Chetwynd - A long life in the Rocky Mountains
A long life in the Rocky Mountains
Today, visitors to Chetwynd, B.C., can expect to find an established community nestled in the foothills of the eastern slopes of the Rocky Mountains; it is a place rich in both recreational activities and art.
But before the dozens of chainsaw carvings that distinguish the present-day town were ever set on display as public art, the area was an untamed ancient flood plain; the only carving that took place for early pioneers like Erna Maria Pruckl was carving out a new life in the entranceway to northeastern B.C.’s mighty Peace River country.
To impart to others the experience of pioneer life on Canada’s western frontier, Pruckl published an autobiographical book in April 2010 entitled A Journey Beyond: A Chronicle of Pioneer Life in Canada.
Through personal sketches and photos of the area, journal entries, letters and editorial commentary, Pruckl’s account conveys the sometimes joyful, sometimes heartbreaking and always adventurous experience of life as an early settler.
Raised in Vienna, Austria, Pruckl left the Viennese milieu of curtsies and bows to accompany her husband, petroleum engineer Franz Joseph Pruckl, to discover a new world—the Wild West of Canada.
The couple broke ties with Austria in 1951, arriving in Halifax and taking the train to Edmonton, where Franz would seek employment at the newly discovered Leduc oil findings. After two years of living and working amid Edmonton’s generally flat terrain, the Pruckls decided to take a trip on horseback to the Rocky Mountains.
“The mountains were in our blood; we loved them,” said Pruckl. “With two saddle horses and one pack horse, we spent a whole summer and fall in the mountains, mostly living off the country. We loved the Rocky Mountains.”
After some consideration, the couple decided in 1954 to take another trip to the Rockies and look for land on which they could build a ranch. Heading north from Jasper National Park, Pruckl said, they ended up in British Columbia.
“We found a valley in the foothills of the Rockies,” she said. “It had exactly the characteristics we had in mind.”
Through hard work and perseverance the couple staked their land, built a successful big-game hunting business and raised a family on a horse and cattle ranch.
Over the years, Pruckl said, the untouched nature of the wilderness where she and her now-late husband built a life has given way to technical progress, with the community of Chetwynd growing into the delightful town that it is today.
“During the summer you find beautiful places for golfing, campgrounds, hiking trails, outstanding boating at Moberly Lake and the rivers all around,” said Pruckl, adding that ample opportunities for angling and canoeing as well as visits to the nearby Tumbler Ridge Dinosaur Discovery Museum and Kinuseo Falls make Chetwynd a worthy RV destination.

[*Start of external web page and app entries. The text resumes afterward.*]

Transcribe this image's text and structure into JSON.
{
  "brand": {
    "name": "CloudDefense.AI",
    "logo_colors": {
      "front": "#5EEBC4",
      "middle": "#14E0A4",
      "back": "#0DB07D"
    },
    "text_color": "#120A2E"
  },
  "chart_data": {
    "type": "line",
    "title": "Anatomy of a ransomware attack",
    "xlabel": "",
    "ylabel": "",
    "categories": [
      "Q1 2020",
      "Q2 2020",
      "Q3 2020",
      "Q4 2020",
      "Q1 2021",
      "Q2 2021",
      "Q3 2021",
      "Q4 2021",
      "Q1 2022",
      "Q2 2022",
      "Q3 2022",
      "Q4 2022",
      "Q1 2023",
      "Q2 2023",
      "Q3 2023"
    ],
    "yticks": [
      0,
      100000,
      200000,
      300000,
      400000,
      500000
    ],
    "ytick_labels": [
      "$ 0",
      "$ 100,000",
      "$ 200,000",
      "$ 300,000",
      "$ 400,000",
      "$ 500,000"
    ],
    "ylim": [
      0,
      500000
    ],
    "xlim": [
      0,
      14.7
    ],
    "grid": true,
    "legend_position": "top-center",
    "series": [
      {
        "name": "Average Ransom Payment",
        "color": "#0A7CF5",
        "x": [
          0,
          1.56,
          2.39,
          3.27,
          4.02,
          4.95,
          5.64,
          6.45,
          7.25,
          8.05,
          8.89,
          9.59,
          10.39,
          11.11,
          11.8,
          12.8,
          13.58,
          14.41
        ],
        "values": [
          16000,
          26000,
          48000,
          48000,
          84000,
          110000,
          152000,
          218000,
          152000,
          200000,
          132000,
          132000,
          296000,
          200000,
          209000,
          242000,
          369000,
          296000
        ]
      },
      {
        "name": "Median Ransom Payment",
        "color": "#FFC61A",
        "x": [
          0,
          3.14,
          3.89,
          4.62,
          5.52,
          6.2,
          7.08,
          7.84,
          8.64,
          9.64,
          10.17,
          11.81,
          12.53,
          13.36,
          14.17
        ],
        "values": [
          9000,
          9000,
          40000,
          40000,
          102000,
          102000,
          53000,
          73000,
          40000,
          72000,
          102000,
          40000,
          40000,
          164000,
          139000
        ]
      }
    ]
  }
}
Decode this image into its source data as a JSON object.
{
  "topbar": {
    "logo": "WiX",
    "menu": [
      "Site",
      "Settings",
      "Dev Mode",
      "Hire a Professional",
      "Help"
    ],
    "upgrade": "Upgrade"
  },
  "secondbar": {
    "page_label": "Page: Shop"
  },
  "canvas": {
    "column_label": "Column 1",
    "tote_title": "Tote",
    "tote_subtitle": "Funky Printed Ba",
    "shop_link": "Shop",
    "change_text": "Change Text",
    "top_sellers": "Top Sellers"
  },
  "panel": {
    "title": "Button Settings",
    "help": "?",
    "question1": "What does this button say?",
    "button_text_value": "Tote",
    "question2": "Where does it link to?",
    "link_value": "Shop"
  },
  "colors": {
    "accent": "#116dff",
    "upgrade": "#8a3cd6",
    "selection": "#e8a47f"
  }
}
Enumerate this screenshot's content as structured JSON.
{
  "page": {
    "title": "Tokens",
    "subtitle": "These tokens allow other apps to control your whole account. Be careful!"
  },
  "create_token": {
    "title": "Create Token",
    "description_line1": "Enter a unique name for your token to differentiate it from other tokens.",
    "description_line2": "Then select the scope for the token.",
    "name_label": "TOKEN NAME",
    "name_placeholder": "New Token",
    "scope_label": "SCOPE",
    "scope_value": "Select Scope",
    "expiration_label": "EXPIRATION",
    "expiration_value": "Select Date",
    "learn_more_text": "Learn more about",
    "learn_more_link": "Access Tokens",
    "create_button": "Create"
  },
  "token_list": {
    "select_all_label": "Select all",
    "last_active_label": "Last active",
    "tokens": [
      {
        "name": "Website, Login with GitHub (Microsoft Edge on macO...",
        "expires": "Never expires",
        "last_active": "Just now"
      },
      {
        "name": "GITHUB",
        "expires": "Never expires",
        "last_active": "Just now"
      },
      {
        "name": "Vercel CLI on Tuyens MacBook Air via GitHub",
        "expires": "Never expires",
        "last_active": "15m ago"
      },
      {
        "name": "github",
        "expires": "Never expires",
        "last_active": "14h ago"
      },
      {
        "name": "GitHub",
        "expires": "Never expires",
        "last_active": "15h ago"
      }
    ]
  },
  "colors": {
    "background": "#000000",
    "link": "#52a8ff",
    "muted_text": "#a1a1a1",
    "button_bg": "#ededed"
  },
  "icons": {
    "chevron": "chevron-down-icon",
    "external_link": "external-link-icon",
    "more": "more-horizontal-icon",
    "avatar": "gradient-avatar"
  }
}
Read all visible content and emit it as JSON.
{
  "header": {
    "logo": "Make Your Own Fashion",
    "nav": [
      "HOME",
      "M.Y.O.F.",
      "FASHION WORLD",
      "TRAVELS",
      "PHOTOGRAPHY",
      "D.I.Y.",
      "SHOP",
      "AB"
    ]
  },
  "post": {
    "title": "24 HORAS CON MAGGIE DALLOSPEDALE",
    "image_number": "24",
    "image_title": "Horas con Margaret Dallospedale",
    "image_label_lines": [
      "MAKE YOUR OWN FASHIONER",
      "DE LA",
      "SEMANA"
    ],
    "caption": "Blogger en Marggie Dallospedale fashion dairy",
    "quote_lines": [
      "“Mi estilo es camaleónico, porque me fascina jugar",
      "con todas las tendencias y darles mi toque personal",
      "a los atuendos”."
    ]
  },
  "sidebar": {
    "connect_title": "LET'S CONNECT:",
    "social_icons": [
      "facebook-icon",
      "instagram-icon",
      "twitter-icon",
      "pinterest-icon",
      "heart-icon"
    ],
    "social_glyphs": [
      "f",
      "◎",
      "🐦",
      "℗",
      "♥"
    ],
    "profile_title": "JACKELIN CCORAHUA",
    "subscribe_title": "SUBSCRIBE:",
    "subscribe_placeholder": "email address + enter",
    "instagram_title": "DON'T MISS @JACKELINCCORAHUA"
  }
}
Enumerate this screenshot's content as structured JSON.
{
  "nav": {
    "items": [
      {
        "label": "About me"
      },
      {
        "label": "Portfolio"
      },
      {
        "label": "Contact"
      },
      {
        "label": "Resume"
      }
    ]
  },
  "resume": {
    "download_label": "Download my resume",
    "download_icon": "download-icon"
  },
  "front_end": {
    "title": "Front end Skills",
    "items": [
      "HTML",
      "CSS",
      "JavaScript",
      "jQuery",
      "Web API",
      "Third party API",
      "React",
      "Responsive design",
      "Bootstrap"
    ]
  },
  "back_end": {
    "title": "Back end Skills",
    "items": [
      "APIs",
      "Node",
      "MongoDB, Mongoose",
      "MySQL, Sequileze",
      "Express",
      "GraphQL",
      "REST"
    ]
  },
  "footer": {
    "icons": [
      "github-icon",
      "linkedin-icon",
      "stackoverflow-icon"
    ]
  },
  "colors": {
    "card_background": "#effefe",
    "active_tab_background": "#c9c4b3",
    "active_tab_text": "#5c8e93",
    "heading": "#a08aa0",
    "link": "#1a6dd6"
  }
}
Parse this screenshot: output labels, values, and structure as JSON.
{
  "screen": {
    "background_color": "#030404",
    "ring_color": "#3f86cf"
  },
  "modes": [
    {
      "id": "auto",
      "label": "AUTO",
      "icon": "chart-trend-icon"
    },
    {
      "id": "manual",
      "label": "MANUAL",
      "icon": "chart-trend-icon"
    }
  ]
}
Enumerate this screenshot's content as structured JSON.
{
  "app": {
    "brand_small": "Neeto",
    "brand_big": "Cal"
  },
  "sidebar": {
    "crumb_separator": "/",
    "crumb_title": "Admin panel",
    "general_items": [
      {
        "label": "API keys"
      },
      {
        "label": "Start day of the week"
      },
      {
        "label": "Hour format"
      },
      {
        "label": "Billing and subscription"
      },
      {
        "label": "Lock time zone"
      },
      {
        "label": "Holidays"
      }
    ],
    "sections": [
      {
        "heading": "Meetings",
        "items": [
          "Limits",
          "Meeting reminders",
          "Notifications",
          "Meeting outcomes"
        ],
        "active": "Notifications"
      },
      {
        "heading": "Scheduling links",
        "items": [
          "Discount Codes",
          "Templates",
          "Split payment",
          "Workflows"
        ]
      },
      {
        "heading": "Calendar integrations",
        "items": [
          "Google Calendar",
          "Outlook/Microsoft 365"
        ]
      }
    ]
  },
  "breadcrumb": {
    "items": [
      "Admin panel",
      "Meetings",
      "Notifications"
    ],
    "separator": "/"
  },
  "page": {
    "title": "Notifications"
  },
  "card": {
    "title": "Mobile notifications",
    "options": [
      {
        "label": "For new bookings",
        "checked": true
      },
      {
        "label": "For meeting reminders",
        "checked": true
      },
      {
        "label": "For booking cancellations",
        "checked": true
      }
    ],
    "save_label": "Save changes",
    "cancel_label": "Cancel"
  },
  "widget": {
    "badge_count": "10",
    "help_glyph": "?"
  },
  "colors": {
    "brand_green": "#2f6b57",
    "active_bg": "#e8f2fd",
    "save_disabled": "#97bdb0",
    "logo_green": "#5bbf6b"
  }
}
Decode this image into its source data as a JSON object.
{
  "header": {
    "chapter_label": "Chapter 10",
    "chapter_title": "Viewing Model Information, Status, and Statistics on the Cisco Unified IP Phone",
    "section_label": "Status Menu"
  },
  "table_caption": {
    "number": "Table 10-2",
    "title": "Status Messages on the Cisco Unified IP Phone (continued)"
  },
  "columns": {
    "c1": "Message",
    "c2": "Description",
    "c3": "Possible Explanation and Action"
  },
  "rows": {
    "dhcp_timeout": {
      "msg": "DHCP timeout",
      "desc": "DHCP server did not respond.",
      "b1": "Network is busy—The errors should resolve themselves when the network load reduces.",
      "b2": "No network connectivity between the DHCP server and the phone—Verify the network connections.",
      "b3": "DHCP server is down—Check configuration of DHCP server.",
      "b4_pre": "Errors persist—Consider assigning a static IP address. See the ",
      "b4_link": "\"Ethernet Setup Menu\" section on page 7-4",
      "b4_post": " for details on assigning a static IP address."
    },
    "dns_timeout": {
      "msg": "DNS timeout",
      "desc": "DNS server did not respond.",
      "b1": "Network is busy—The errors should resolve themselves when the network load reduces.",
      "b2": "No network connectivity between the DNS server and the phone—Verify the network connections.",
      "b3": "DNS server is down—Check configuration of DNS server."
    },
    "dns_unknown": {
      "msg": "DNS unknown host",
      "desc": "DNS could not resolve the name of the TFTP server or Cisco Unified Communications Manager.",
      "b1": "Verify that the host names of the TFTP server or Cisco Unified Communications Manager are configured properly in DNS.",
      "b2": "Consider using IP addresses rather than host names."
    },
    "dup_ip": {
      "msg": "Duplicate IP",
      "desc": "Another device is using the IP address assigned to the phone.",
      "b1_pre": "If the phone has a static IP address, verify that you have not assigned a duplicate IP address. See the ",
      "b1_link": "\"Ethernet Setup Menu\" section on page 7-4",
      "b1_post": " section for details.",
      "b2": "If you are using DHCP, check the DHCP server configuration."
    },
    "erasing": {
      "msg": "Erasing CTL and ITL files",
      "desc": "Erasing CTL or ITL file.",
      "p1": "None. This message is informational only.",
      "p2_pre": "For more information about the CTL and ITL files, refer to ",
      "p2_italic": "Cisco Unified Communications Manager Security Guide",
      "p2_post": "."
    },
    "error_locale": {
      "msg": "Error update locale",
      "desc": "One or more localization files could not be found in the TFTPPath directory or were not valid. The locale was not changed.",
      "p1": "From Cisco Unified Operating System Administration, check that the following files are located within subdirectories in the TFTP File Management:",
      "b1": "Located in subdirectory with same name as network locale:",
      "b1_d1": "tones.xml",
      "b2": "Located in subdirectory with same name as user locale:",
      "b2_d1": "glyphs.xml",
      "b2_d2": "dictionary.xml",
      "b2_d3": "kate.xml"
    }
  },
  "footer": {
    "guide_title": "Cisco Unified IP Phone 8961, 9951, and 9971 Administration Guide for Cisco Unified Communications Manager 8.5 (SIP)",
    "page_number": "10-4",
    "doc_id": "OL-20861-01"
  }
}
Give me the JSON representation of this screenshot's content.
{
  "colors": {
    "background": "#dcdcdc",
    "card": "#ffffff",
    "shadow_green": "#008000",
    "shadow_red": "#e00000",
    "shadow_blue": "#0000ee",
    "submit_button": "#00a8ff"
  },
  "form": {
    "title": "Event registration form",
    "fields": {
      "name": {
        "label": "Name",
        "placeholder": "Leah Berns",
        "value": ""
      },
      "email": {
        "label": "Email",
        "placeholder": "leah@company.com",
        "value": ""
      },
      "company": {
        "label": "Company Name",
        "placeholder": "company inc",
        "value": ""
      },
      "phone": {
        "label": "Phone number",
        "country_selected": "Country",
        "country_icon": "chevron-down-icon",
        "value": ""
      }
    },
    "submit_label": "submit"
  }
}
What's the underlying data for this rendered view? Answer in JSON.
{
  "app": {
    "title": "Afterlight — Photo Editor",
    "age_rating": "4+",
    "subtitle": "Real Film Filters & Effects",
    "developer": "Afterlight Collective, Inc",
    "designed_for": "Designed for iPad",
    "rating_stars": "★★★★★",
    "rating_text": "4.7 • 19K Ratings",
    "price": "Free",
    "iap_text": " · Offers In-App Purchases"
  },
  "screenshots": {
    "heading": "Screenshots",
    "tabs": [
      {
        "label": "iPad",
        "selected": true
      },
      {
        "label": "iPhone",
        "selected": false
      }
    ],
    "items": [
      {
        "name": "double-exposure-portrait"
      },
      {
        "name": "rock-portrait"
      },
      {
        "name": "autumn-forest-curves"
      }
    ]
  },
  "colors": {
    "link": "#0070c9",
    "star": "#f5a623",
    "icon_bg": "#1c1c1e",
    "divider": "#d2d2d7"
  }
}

In the winter, Pruckl said, it’s a short drive to the ski slopes at the pass on Highway 97 going toward Prince George, and that snowboarding and snowmobiling plus ice hockey, figure skating, cross-country ski races and curling are all part of the winter fun.